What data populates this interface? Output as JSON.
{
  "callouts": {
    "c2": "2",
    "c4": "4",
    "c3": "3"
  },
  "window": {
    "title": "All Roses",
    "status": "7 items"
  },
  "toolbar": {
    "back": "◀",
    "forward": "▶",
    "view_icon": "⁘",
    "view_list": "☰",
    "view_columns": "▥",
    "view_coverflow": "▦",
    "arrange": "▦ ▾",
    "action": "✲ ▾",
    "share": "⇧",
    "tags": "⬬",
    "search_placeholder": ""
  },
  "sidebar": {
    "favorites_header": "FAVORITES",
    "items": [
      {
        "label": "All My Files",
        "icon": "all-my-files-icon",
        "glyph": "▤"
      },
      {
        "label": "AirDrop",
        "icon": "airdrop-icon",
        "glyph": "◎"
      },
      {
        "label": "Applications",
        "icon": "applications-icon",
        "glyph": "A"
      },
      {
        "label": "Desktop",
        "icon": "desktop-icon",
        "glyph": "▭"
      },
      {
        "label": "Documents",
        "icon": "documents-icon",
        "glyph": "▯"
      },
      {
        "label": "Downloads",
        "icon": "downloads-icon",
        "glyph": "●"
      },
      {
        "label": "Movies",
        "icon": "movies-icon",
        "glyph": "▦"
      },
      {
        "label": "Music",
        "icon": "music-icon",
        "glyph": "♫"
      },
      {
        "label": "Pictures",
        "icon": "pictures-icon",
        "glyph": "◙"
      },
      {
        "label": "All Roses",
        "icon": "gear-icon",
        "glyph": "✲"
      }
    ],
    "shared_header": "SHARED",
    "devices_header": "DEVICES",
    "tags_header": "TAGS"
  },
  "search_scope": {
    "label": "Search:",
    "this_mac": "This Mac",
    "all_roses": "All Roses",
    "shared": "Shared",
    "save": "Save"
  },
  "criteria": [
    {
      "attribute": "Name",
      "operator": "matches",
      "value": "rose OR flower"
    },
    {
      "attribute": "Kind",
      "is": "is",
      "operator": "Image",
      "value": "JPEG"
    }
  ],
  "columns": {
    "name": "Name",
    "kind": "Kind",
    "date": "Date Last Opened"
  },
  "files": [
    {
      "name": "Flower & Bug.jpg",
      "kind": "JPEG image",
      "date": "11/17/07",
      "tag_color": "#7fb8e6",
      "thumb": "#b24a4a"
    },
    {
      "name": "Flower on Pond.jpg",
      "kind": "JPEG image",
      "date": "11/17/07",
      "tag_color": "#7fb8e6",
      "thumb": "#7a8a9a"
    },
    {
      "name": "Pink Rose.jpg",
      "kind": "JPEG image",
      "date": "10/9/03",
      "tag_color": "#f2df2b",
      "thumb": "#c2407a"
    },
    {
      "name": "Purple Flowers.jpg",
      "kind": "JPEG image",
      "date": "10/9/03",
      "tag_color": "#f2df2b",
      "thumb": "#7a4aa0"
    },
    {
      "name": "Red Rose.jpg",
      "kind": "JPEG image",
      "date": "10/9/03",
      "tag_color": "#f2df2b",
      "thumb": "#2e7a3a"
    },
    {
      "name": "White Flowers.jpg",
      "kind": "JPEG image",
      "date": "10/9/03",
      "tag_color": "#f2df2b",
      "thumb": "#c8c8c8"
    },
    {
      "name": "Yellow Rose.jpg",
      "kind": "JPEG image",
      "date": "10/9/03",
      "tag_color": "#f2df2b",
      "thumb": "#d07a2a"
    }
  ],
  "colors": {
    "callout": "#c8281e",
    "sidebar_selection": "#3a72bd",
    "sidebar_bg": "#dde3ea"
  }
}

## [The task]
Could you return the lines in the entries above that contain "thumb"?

## [Your response]
      "thumb": "#b24a4a"
      "thumb": "#7a8a9a"
      "thumb": "#c2407a"
      "thumb": "#7a4aa0"
      "thumb": "#2e7a3a"
      "thumb": "#c8c8c8"
      "thumb": "#d07a2a"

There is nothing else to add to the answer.